My friend Stephen wrote to me asking recommendations for cutting cable. Based on his description of his family’s viewing habits, he seems to be the ideal candidate. You also might be an ideal candidate. Besides viewing habits, location, services and technology are also considerations when deciding to tell the cable company to take a hike before it gives you a hike.
Viewing habits, of course, are the ultimate factor. If you don’t watch a lot of television, only popular shows and the main networks, you could be a prime candidate to cut the cord. This is especially true if you live in an urban area and can easily receive HDTV signals over the air.
Hulu Plus ($7.99 a month), Amazon Instant Video (prices vary on ala carte purchases), Netflix (streaming plan is $7.99 a month) are essential. You will find the latest popular TV episodes on Hulu and Amazon. Netflix still have the largest on-demand library, including past seasons of popular shows like Breaking Bad. Spring for Amazon Prime ($79 a year) for access to that company’s instant movie and TV library. Pay attention, though, to the number of devices you can connect and simultaneously stream from each service.
Popular streaming options are AppleTV, Roku, Xbox, “smart” TVs, internet-connected blu-ray players and TiVo DVRs. Indy Gadgetguy has had them all. I currently favor Roku and AppleTV. The family just acquired a Samsung SmartTV that is impressive. Roku (under $100) has the largest selection of streaming services and a slick interface. I also like my AppleTV ($99) because of the slick interface, movie rentals, and integration with my iTunes media and Apple devices. It lacks Amazon services, though. Bonus: Current Macs can stream to the AppleTV using AirPlay. My top recommendation is Roku.
The majority of streamers do not have digital video recording capabilities. You will need a TiVo for that. Prices are inexpensive, but there is a $20 monthly fee. The entry Tivo Premier (about $150) can be hooked to an antennae to snag analog and over the air HD signals. It also has Amazon, Netflix and Hulu services built-in. If you want one box to help you cut the cable, this is my top recommendation.
But not for my family
Our own family situation isn’t ideal for cutting cable. My wife is fond of HGTV shows and I like documentaries on The Science Channel. Both have sparse online content offerings, so we subscribe to DirectTV. The monthly bill runs around $170 a month, but that’s a good value for what we get. We’re too far away from Indianapolis to receive HDTV over-the-air signals without a large tower. We also enjoy the superior HD picture quality on our media room’s 120-inch LCD projector screen.

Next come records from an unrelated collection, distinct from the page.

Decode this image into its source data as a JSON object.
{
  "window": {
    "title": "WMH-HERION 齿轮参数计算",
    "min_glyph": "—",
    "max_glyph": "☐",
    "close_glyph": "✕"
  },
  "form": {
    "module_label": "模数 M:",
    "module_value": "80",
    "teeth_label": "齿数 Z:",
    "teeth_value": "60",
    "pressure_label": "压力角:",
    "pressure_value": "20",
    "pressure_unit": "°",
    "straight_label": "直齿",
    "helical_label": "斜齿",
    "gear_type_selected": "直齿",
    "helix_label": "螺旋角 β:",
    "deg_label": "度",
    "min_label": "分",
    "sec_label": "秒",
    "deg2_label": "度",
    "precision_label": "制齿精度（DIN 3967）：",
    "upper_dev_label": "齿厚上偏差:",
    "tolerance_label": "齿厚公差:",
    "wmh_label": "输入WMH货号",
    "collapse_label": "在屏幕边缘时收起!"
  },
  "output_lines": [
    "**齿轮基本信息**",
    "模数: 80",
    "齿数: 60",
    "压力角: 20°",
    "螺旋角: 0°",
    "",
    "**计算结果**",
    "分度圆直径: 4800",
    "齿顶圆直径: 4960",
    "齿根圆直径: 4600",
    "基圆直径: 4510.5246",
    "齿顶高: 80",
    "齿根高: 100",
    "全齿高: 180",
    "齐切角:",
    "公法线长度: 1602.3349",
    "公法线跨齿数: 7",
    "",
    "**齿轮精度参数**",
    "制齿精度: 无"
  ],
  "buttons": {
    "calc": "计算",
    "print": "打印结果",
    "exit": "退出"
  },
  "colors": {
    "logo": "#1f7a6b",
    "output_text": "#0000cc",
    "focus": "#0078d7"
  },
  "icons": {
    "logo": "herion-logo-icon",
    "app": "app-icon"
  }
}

I’ve been impressed with DirecTV’s DVR technology (we have two networked together so we can watch anywhere) and have access to many movie channels. The DirectTV iPad/iPhone apps are especially nice for viewing content at home away from a TV. The sat service’s online web portal is great for finding and scheduling content and additional information in the forums. Nomad – DirectTV’s little box which allows recorded content to be place-shifted – needs more work to make it practical, though.
Still, $170 a month could fund a lot of streaming subscriptions and online movie and TV rentals and purchases.